SOURCE DATA Start Marker
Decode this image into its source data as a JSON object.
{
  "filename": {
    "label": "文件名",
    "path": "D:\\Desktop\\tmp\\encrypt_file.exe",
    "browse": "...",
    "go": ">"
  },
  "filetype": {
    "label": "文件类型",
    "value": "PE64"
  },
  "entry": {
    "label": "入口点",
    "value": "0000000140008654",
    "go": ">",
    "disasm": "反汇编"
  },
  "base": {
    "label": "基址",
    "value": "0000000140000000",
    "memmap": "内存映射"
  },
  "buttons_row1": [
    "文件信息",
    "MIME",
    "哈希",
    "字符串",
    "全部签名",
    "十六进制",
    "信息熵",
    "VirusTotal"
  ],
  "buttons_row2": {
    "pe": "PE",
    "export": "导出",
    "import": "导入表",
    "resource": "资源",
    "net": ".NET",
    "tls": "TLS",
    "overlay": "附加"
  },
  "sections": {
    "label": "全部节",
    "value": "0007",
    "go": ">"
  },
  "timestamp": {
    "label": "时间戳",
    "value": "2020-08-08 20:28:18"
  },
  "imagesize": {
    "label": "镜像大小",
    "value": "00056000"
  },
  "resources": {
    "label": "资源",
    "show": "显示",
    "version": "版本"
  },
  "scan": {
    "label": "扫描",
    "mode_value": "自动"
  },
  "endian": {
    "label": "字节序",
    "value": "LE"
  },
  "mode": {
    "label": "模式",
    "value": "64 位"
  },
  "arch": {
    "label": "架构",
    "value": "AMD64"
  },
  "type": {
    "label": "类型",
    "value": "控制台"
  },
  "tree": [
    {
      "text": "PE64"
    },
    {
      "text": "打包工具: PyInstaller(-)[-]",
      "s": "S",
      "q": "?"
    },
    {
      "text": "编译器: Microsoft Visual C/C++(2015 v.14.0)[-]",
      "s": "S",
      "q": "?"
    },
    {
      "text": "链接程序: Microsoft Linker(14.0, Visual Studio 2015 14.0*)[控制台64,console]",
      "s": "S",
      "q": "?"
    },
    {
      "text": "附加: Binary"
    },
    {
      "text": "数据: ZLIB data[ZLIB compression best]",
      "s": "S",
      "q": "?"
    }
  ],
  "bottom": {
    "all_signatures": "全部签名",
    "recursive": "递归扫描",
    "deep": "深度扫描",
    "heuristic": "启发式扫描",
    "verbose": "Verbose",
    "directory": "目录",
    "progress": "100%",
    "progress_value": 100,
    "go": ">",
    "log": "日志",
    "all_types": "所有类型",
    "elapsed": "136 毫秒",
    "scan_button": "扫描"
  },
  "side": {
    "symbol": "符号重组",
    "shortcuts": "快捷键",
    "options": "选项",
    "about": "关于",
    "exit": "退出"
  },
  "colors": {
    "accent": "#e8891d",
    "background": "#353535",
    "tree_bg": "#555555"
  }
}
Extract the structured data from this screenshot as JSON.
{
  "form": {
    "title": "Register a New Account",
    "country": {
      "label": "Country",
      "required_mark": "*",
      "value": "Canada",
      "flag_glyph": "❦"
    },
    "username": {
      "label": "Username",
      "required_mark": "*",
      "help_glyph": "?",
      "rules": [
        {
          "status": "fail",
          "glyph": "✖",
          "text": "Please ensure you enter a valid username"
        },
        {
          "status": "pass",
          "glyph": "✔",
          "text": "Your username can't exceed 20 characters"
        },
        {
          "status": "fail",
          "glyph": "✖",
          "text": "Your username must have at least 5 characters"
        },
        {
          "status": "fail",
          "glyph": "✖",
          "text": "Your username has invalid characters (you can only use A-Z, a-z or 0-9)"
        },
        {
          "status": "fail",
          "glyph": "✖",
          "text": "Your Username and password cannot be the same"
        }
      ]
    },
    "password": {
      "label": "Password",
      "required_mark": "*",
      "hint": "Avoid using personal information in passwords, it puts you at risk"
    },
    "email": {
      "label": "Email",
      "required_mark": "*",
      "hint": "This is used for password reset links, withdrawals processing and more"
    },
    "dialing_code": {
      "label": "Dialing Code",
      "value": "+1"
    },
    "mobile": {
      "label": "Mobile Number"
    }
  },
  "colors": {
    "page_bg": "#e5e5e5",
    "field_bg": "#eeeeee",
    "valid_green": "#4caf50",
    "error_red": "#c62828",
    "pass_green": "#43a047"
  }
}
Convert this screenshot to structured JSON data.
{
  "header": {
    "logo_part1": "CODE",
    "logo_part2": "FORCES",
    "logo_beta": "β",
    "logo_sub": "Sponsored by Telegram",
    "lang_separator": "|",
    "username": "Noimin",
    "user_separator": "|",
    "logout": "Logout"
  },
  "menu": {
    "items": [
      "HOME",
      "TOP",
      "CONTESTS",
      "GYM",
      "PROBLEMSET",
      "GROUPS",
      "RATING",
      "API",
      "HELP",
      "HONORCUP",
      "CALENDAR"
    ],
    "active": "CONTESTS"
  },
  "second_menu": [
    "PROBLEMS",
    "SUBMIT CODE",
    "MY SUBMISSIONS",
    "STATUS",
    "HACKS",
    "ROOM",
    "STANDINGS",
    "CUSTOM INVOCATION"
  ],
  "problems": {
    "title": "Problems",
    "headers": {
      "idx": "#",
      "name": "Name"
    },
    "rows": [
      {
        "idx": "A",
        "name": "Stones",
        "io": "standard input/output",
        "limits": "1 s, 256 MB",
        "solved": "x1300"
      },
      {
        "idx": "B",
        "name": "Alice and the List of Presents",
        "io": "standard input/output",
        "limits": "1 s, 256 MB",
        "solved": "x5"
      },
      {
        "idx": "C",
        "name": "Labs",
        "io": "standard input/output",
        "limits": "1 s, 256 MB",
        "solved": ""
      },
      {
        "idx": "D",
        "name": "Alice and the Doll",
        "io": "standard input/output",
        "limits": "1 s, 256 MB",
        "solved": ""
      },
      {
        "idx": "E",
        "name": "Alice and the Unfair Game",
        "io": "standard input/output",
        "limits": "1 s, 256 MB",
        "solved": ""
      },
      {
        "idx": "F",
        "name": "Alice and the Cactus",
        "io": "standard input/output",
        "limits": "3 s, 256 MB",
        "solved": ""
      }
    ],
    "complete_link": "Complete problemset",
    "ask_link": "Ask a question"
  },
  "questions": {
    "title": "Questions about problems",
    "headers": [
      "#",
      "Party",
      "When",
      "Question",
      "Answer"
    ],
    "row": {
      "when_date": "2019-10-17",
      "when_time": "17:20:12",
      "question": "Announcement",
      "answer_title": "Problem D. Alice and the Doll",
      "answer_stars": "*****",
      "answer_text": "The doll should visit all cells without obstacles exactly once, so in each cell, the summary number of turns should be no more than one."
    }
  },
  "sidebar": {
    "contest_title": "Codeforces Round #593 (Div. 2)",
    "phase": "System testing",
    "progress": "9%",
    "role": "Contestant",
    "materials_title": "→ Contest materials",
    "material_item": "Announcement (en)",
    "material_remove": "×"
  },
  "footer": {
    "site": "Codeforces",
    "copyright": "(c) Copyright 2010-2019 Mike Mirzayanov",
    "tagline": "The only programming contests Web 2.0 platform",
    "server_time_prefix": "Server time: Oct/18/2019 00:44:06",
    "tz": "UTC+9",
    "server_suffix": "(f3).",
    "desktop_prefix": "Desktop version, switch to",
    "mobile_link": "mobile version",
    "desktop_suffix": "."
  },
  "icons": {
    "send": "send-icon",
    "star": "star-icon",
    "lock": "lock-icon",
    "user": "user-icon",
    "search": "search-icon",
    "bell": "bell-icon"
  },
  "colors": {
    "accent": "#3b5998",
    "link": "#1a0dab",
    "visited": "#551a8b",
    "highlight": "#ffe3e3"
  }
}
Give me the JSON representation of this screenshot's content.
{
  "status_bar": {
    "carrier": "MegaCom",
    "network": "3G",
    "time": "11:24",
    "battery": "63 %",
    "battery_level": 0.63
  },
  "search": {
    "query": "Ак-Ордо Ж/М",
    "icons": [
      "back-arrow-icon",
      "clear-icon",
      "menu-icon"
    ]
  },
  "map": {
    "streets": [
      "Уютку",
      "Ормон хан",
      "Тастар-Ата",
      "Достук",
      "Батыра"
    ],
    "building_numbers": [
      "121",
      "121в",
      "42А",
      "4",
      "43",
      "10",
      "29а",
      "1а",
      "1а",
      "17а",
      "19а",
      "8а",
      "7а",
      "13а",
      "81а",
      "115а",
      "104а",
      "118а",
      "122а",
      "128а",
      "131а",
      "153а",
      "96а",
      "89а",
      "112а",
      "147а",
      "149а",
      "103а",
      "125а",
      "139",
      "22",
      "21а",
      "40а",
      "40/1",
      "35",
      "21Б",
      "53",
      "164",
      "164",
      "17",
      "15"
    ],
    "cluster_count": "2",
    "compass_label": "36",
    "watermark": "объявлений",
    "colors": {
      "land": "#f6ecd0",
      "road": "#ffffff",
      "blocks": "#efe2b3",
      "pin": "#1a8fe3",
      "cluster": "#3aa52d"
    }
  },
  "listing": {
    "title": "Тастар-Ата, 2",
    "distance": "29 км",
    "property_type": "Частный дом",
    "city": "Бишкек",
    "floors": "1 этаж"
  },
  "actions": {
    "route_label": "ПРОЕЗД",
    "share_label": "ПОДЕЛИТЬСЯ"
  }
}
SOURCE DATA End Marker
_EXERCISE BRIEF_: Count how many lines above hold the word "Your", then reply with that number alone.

_PROBLEM SOLUTION_: 4